Segment Start: Provided data

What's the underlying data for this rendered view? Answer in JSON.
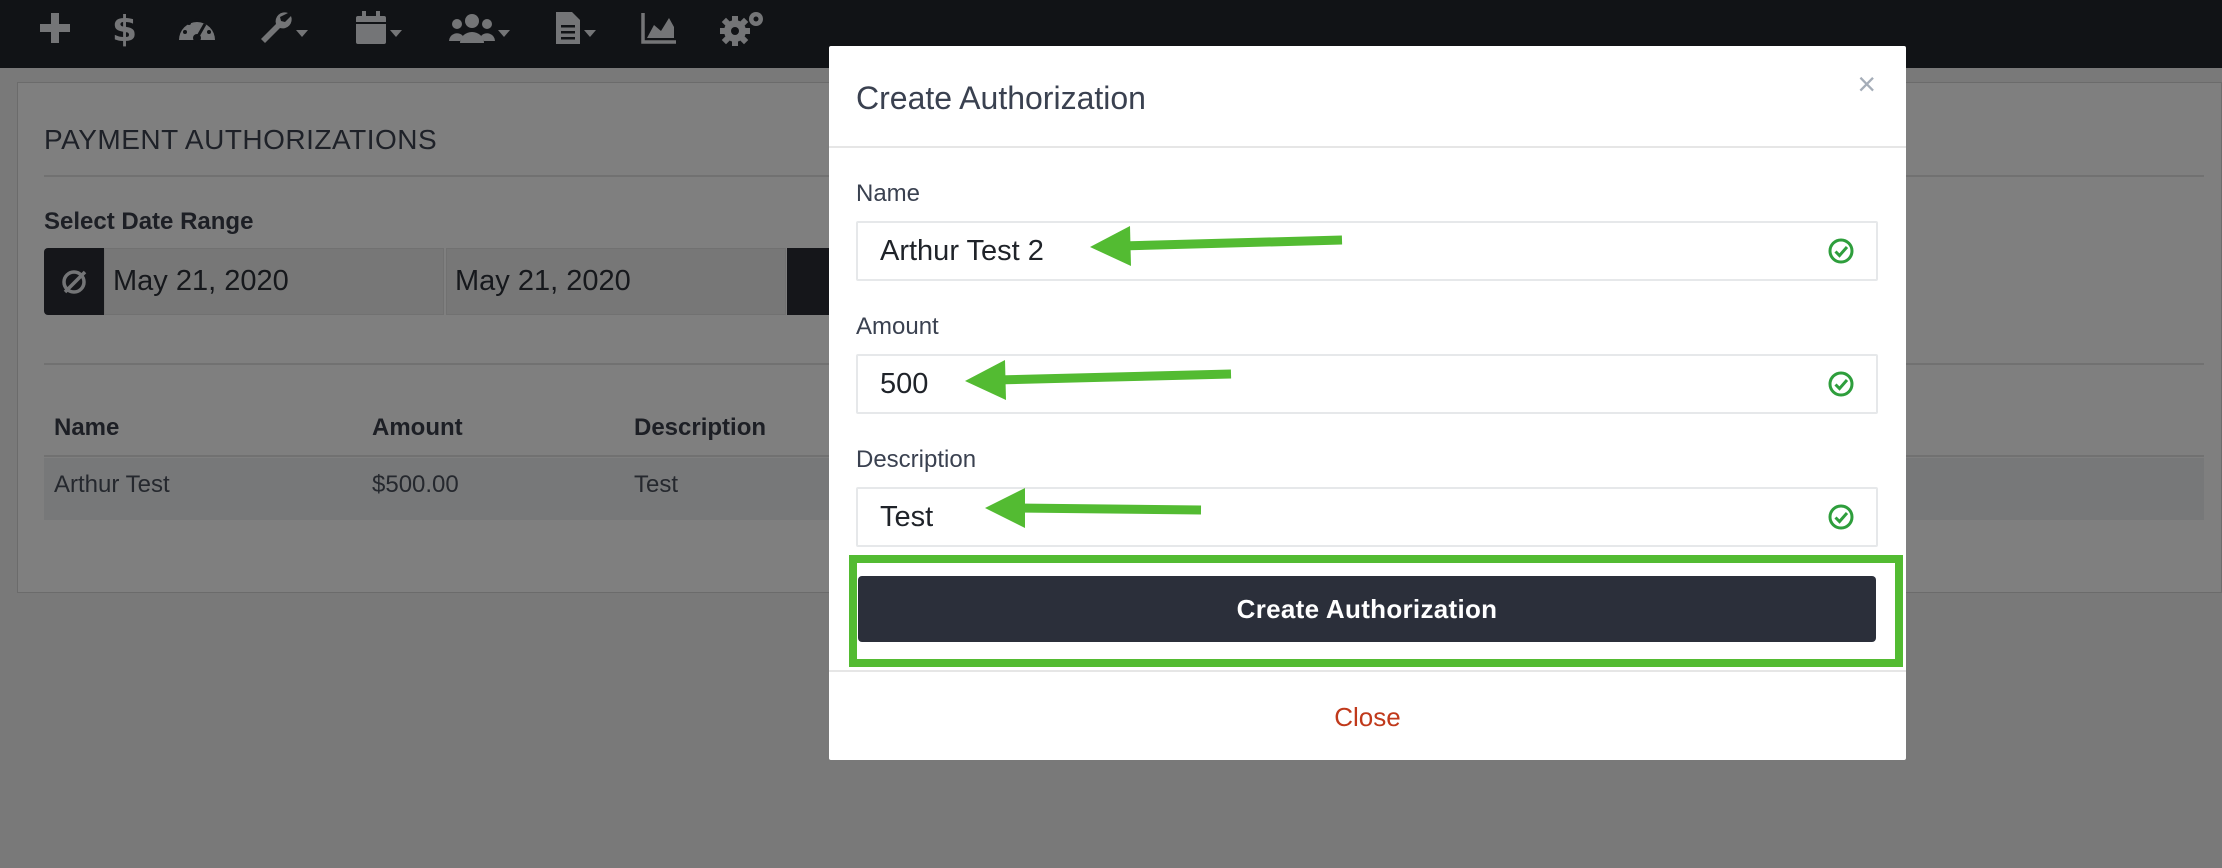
{
  "navbar": {
    "icons": [
      "plus-icon",
      "dollar-icon",
      "dashboard-gauge-icon",
      "wrench-icon",
      "calendar-icon",
      "users-icon",
      "document-icon",
      "area-chart-icon",
      "gears-icon"
    ],
    "dropdown_icons": [
      "wrench-icon",
      "calendar-icon",
      "users-icon",
      "document-icon"
    ]
  },
  "page": {
    "title": "PAYMENT AUTHORIZATIONS",
    "date_range_label": "Select Date Range",
    "start_date": "May 21, 2020",
    "end_date": "May 21, 2020",
    "table": {
      "columns": [
        "Name",
        "Amount",
        "Description"
      ],
      "rows": [
        {
          "name": "Arthur Test",
          "amount": "$500.00",
          "description": "Test"
        }
      ]
    }
  },
  "modal": {
    "title": "Create Authorization",
    "close_x": "×",
    "name_label": "Name",
    "name_value": "Arthur Test 2",
    "amount_label": "Amount",
    "amount_value": "500",
    "description_label": "Description",
    "description_value": "Test",
    "submit_label": "Create Authorization",
    "close_label": "Close"
  },
  "colors": {
    "navbar": "#23262c",
    "annotation_green": "#53bb32",
    "valid_check": "#2e9e3c",
    "close_link": "#c0391b",
    "button_dark": "#2b2f3a"
  }
}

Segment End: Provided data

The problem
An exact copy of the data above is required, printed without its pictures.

Task result
What's the underlying data for this rendered view? Answer in JSON.
{
  "navbar": {
    "icons": [
      "plus-icon",
      "dollar-icon",
      "dashboard-gauge-icon",
      "wrench-icon",
      "calendar-icon",
      "users-icon",
      "document-icon",
      "area-chart-icon",
      "gears-icon"
    ],
    "dropdown_icons": [
      "wrench-icon",
      "calendar-icon",
      "users-icon",
      "document-icon"
    ]
  },
  "page": {
    "title": "PAYMENT AUTHORIZATIONS",
    "date_range_label": "Select Date Range",
    "start_date": "May 21, 2020",
    "end_date": "May 21, 2020",
    "table": {
      "columns": [
        "Name",
        "Amount",
        "Description"
      ],
      "rows": [
        {
          "name": "Arthur Test",
          "amount": "$500.00",
          "description": "Test"
        }
      ]
    }
  },
  "modal": {
    "title": "Create Authorization",
    "close_x": "×",
    "name_label": "Name",
    "name_value": "Arthur Test 2",
    "amount_label": "Amount",
    "amount_value": "500",
    "description_label": "Description",
    "description_value": "Test",
    "submit_label": "Create Authorization",
    "close_label": "Close"
  },
  "colors": {
    "navbar": "#23262c",
    "annotation_green": "#53bb32",
    "valid_check": "#2e9e3c",
    "close_link": "#c0391b",
    "button_dark": "#2b2f3a"
  }
}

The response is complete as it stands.